Simple Tips: Treasury Management in a Disrupted World
The world has come to a standstill. The global coronavirus pandemic has grounded airlines, shut offices and non-essential businesses, forced people to stay home and observe social distancing, disrupted global supply chains and tipped the world economy into recession.
The gravest global health crisis since perhaps the Spanish Flu of 1918 has resulted in governments placing unprecedented and protracted peace-time restrictions on the movement of people and goods within and across national borders. As companies, businesses and people adapt to this “new normal” by working from home and using technology intensively to communicate and transact, they face fresh challenges in keeping businesses and operations running.
For corporate treasurers, this means juggling an ever longer list of priorities with scant and physically dispersed resources. They face a manifold increase in the complexities of managing liquidity, working capital and credit arrangements with suppliers, distributors and customers amid demand-supply mismatches arising from the disruption. Market volatility makes it harder to hedge positions. Economic uncertainty hinders their ability to develop meaningful scenarios of the shape an eventual recovery would take—U, V, W or some other—and its likely impact on the company’s finances.
Given the fluidity of the situation and the likelihood of lockdowns being extended in many parts of the world, corporate treasurers will need to pick their battles wisely and focus on the core priorities from this long and growing list. We regard three key considerations—liquidity, technology and supply chains—as being paramount.
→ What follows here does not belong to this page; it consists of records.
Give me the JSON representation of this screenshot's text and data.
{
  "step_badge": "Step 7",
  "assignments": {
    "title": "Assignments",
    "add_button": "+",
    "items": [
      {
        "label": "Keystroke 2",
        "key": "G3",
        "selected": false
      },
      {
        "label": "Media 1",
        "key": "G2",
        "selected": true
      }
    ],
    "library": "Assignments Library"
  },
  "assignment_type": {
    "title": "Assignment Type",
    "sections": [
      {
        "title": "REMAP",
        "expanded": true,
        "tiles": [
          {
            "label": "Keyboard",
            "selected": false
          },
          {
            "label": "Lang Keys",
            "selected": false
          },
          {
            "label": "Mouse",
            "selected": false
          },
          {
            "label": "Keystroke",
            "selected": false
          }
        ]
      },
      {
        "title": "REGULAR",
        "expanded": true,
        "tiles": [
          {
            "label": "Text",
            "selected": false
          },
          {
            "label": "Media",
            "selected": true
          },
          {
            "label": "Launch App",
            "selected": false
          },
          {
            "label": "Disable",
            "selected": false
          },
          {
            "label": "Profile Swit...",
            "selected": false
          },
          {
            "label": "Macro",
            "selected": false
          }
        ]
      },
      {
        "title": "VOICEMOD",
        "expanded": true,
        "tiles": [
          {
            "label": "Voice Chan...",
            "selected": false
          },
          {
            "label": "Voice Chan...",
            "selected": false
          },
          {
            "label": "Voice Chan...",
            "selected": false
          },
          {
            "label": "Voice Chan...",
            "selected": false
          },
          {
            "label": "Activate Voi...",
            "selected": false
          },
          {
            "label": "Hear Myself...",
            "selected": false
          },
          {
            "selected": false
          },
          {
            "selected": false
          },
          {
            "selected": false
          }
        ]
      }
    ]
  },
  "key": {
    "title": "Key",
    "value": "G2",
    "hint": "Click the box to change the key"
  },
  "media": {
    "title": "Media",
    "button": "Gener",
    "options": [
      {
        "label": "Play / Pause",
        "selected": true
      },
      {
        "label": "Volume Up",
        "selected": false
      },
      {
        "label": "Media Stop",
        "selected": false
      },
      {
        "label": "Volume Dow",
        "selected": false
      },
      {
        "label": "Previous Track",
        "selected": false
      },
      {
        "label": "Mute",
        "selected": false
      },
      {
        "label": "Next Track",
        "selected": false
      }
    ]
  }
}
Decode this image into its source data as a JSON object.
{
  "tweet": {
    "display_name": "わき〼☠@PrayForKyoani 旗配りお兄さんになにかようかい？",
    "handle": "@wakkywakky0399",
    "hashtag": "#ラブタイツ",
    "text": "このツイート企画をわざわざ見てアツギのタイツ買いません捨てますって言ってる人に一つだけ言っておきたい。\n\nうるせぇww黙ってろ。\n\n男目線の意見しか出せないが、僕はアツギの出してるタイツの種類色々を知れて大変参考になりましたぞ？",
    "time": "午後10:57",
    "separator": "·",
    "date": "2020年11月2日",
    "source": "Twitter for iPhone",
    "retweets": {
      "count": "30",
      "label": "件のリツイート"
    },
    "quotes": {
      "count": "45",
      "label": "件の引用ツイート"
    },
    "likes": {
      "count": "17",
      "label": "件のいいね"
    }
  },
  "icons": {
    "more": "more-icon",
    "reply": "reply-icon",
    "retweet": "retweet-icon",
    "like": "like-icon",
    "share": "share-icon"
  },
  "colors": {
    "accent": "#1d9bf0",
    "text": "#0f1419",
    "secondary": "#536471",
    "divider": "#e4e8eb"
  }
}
Adequate working capital is crucial for maintaining day-to-day business operations. Treasurers must estimate all existing sources of liquidity—in house, bank credit and inter-company—and assess how long it can support their working capital. By establishing various scenarios for developments in markets, they will be able to estimate daily liquidity requirements in each scenario and plug cash forecasts based on data from their treasury management system and bank statements into the simulations to identify any gaps and opportunities.
A portion of the available liquidity would need to be set aside to fund any gaps arising from delays in revenue collection due to the disruption. Demand-supply gaps are also likely to arise across geographies and, given the regulated nature of regions such as Asia, considerations will need to be given to restricted markets to arrange for consolidation of their own liquidity and external bank funding.
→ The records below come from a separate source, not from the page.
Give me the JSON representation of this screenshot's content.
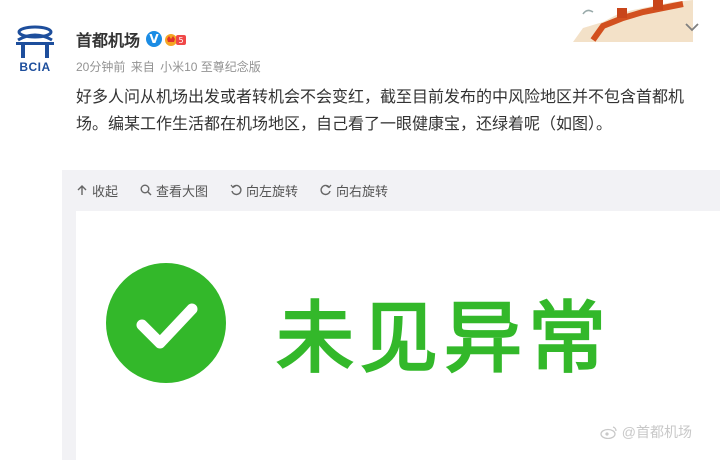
{
  "post": {
    "author": {
      "name": "首都机场",
      "avatar_text": "BCIA",
      "avatar_icon": "airport-logo-icon",
      "verified_icon": "verified-v-icon",
      "member_icon": "member-crown-badge-icon"
    },
    "meta": {
      "time": "20分钟前",
      "source_prefix": "来自",
      "source": "小米10 至尊纪念版"
    },
    "text": "好多人问从机场出发或者转机会不会变红，截至目前发布的中风险地区并不包含首都机场。编某工作生活都在机场地区，自己看了一眼健康宝，还绿着呢（如图）。"
  },
  "media_toolbar": {
    "collapse": "收起",
    "view_large": "查看大图",
    "rotate_left": "向左旋转",
    "rotate_right": "向右旋转"
  },
  "image": {
    "status_text": "未见异常",
    "status_color": "#33b82a",
    "watermark": "@首都机场"
  },
  "colors": {
    "meta_gray": "#939393",
    "verified_blue": "#1b8ce4",
    "media_bg": "#f2f2f5",
    "green": "#33b82a"
  }
}
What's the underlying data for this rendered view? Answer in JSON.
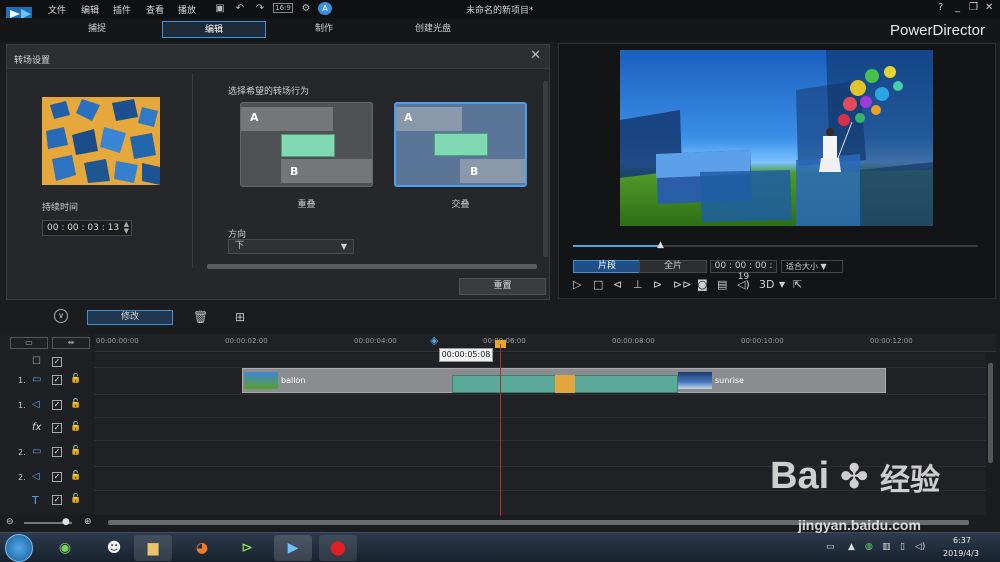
{
  "menu": [
    "文件",
    "编辑",
    "插件",
    "查看",
    "播放"
  ],
  "toolbar": {
    "fit_label": "16:9"
  },
  "document_title": "未命名的新项目*",
  "window_controls": [
    "?",
    "_",
    "❐",
    "✕"
  ],
  "modes": [
    {
      "label": "捕捉",
      "active": false
    },
    {
      "label": "编辑",
      "active": true
    },
    {
      "label": "制作",
      "active": false
    },
    {
      "label": "创建光盘",
      "active": false
    }
  ],
  "brand": "PowerDirector",
  "transition_panel": {
    "title": "转场设置",
    "close": "✕",
    "duration_label": "持续时间",
    "duration_value": "00 : 00 : 03 : 13",
    "behavior_label": "选择希望的转场行为",
    "options": [
      {
        "caption": "重叠",
        "a": "A",
        "b": "B",
        "selected": false
      },
      {
        "caption": "交叠",
        "a": "A",
        "b": "B",
        "selected": true
      }
    ],
    "direction_label": "方向",
    "direction_value": "下",
    "reset_label": "重置"
  },
  "preview": {
    "clip_label": "片段",
    "full_label": "全片",
    "timecode": "00 : 00 : 00 : 19",
    "fit": "适合大小",
    "progress": 0.22,
    "three_d": "3D"
  },
  "timeline": {
    "modify_label": "修改",
    "ruler": [
      "00:00:00:00",
      "00:00:02:00",
      "00:00:04:00",
      "00:00:06:00",
      "00:00:08:00",
      "00:00:10:00",
      "00:00:12:00"
    ],
    "hover_time": "00:00:05:08",
    "tracks": [
      {
        "num": "",
        "icon": "master-icon"
      },
      {
        "num": "1.",
        "icon": "video-track-icon"
      },
      {
        "num": "1.",
        "icon": "audio-track-icon"
      },
      {
        "num": "",
        "icon": "fx-icon",
        "glyph": "fx"
      },
      {
        "num": "2.",
        "icon": "video-track-icon"
      },
      {
        "num": "2.",
        "icon": "audio-track-icon"
      },
      {
        "num": "",
        "icon": "title-icon",
        "glyph": "T"
      }
    ],
    "clips": [
      {
        "name": "ballon"
      },
      {
        "name": "sunrise"
      }
    ]
  },
  "taskbar": {
    "time": "6:37",
    "date": "2019/4/3"
  },
  "watermark": {
    "text": "Bai",
    "cn": "经验",
    "url": "jingyan.baidu.com"
  }
}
Treasurers must maintain short-term liquidity with strong counterparties and determine the turnaround time to access this cash regionally or globally when needed. They must also arrange to access all available bank credit facilities and the need to draw them down for contingency purposes. Scenarios will vary across industries and sectors—some will have more than they can handle, some too little—hence the importance of assessment.
The current global crisis has highlighted, like never before, the importance of technology and dispelled any remaining doubts about the need to digitalise business operations and processes. There has probably never been a more opportune time to push for digitalisation projects. The current crisis may also trigger new ideas to accelerate multiyear technology projects and to explore options for automating liquidity management.
Meanwhile, it is crucial to ensure that all treasury and finance staff are equipped with the hardware (laptops and mobile devices) and software (VPN connection, security tokens, remote access to critical systems like TMS, internet banking and financial reporting systems) to enable them to work from home or other safe remote locations. With large numbers of staff either working from home or at split sites, it is of utmost importance to increase awareness of cybersecurity and prevention of cybercrime with help from internal sources and banking partners.
Treasurers should also consult their banking partners on how to operate in situations where they are unable to provide wet ink signatures on bank instructions. Increased usage of e-banking, via shared service centres or in country finance set ups, would help ensure there are no disruptions to regular payment runs, payroll, regulatory payments and reconciliation.
Supply chain considerations
The pandemic has caused severe disruptions to supply chains around the world. Lockdowns to limit contagion have shuttered factories and, in some cases, reduced consumer demand. The resulting supply-demand imbalances are a source of stress for suppliers, distributors and customers and need to be studied with a view to devising plans to support the corporate ecosystem through the crisis. The current predicament has also highlighted an increasing need for treasurers to review their cash management set up to complement the evolution of the company’s physical supply chain set up, which will likely bring demand and supply locations in closer proximity and injection more digital tools and contact less modes of settling business transactions.
Mahesh Kini, head of cash management, Asia Pacific, BNP Paribas (pictured below), concludes: “As we navigate these extraordinary times—a generational crisis that most professionals are experiencing for the first time in their careers—it is of paramount importance to stay connected with colleagues, stakeholders, clients, suppliers, banking partners and peers to devise future treasury strategies and policies.”